"My wife Amber and I, along with our two children, did not move to Liberia for the specific purpose of fighting Ebola," Brantly adds. "We went to Liberia because we believe God called us to serve Him at ELWA Hospital."
Brantly says he has learned that following God often leads us to unexpected places. "When Ebola spread into Liberia, my usual hospital work turned more and more toward treating the increasing number of Ebola patients. I held the hands of countless individuals as this terrible disease took their lives away from them. I witnessed the horror firsthand, and I can still remember every face and name."
When Brantly started feeling ill in Liberia two week ago, he says he immediately isolated himself until the test confirmed his diagnosis three days later. "When the result was positive, I remember a deep sense of peace that was beyond all understanding. God was reminding me of what He had taught me years ago, that He will give me everything I need to be faithful to Him."
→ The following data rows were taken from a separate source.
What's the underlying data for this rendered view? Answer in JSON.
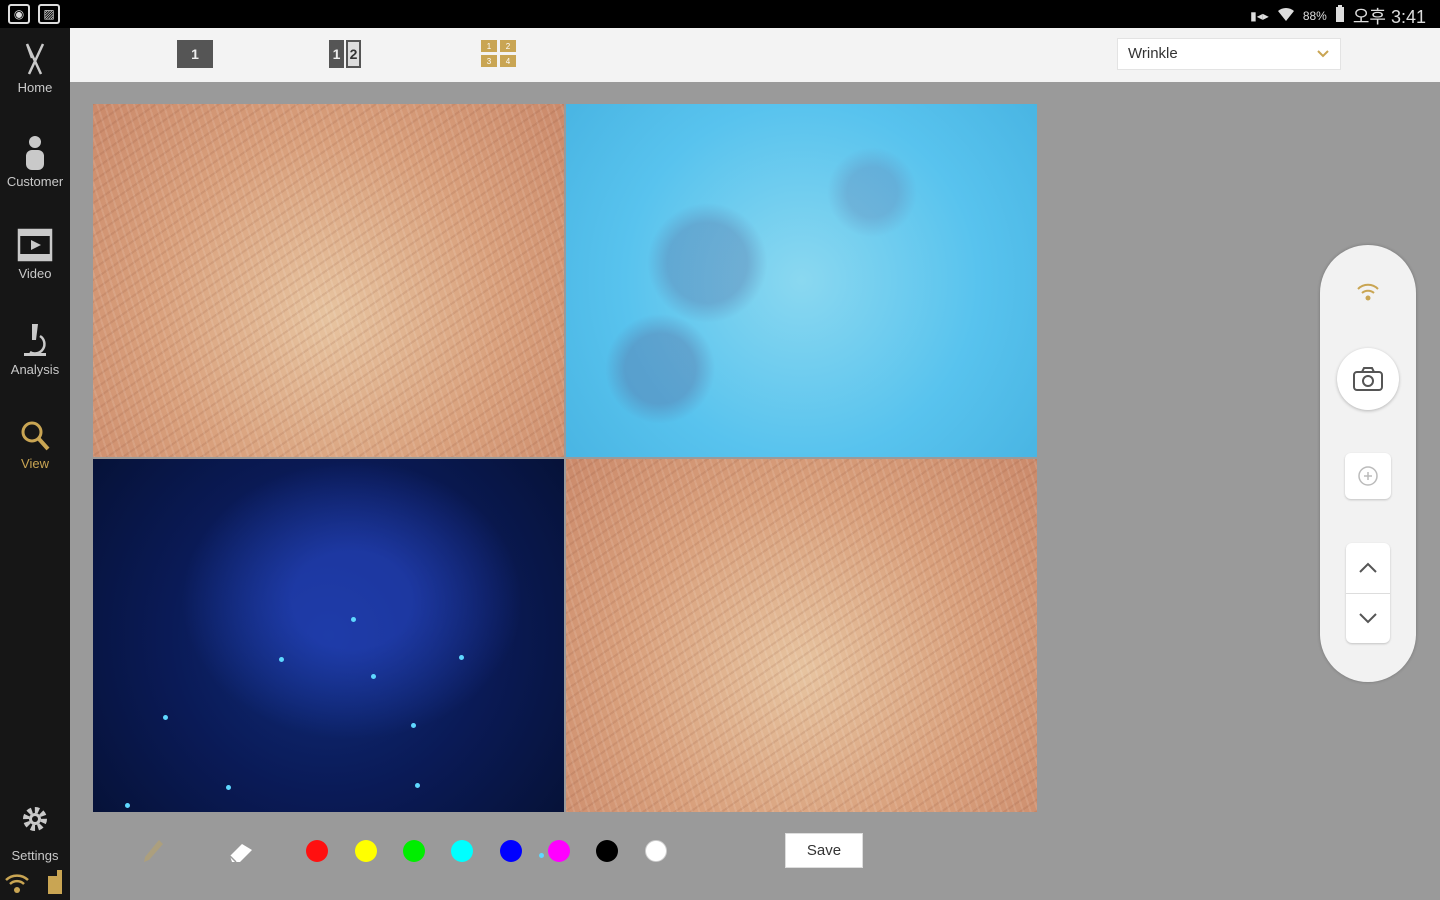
{
  "status_bar": {
    "battery": "88%",
    "time": "오후 3:41",
    "left_icons": [
      "camera-app-icon",
      "gallery-icon"
    ],
    "right_icons": [
      "vibrate-icon",
      "wifi-icon",
      "battery-icon"
    ]
  },
  "sidebar": {
    "items": [
      {
        "label": "Home",
        "icon": "tweezers-icon",
        "active": false
      },
      {
        "label": "Customer",
        "icon": "person-icon",
        "active": false
      },
      {
        "label": "Video",
        "icon": "film-icon",
        "active": false
      },
      {
        "label": "Analysis",
        "icon": "microscope-icon",
        "active": false
      },
      {
        "label": "View",
        "icon": "magnifier-icon",
        "active": true
      }
    ],
    "settings_label": "Settings"
  },
  "toolbar": {
    "layout_single": "1",
    "layout_double": [
      "1",
      "2"
    ],
    "layout_quad": [
      "1",
      "2",
      "3",
      "4"
    ],
    "mode_select_value": "Wrinkle"
  },
  "images": [
    {
      "position": "top-left",
      "type": "normal-light skin"
    },
    {
      "position": "top-right",
      "type": "polarized-blue skin"
    },
    {
      "position": "bottom-left",
      "type": "UV fluorescence"
    },
    {
      "position": "bottom-right",
      "type": "normal-light skin"
    }
  ],
  "draw_tools": {
    "pen_icon": "pencil-icon",
    "eraser_icon": "eraser-icon",
    "colors": [
      "#ff1010",
      "#ffff00",
      "#00ee00",
      "#00ffff",
      "#0000ff",
      "#ff00ff",
      "#000000",
      "#ffffff"
    ],
    "save_label": "Save"
  },
  "capture_panel": {
    "icons": [
      "wifi-signal-icon",
      "camera-icon",
      "focus-icon",
      "chevron-up-icon",
      "chevron-down-icon"
    ]
  },
  "colors": {
    "accent": "#c9a553",
    "sidebar_bg": "#161616",
    "workspace_bg": "#9a9a9a"
  }
}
Two weeks later, he writes, he is in a totally different setting. "My focus, however, remains the same – to follow God."
Brantly requests prayers for his and Nancy's recovery. "More importantly, pray that we would be faithful to God's call on our lives in these new circumstances."
Brantly had initially turned down the offer of a dose of an experimental serum while still in Liberia. "An experimental serum arrived in the country, but there was only enough for one person. Dr. Brantly asked that it be given to Nancy Writebol," Franklin Graham, president of Samaritan's Purse, earlier said. Later, Brantly was able to receive a dose of the serum.
Brantly also received a unit of blood from a 14-year-old boy who had survived Ebola under his care.
Dr. Bruce Ribner, an infectious disease specialist at Emory's isolation ward, was recently quoted as saying that all precautions are being taken to ensure there is no secondary infections from Ebola in the United States. "The bottom line is, we have an inordinate amount of safety associated with this patient," Ribner said, of Brantly's arrival last week.
However, renowned neurosurgeon and possible 2016 presidential hopeful, Dr. Ben Carson, has criticized the CDC for bringing Brantly and Writebol to the U.S. for treatment.
"Why would we bring that into our country? Why would we expose ourselves when we already know that there are problems that can occur and have occurred," said Carson, who is a former director of Pediatric Neurosurgery at Johns Hopkins University and Hospital, in an interview with Newsmax TV. "Ebola is a terrifying disease. If you don't treat it, close to 90 percent of the people will die."
According to Businessweek, there is no cure for Ebola, but several companies like Mapp Biopharmaceutical, the San Diego-based company that developed ZMapp, are working on drug candidates now being tested on animals.
ZMapp was picked as a potential treatment just earlier this year, as a result of a longstanding research program conducted by the U.S. government and the military, according to The Associated Press.
ZMapp, which is made from antibodies produced by lab animals exposed to parts of the virus, is designed to boost the immune system's efforts to fight off Ebola. It is made in tobacco plants at Kentucky BioProcessing, a subsidiary of Reynolds American in Owensboro, Kentucky, said spokesman David Howard, according to the AP. Howard said the plant "serves like a photocopier," and the drug is extracted from it.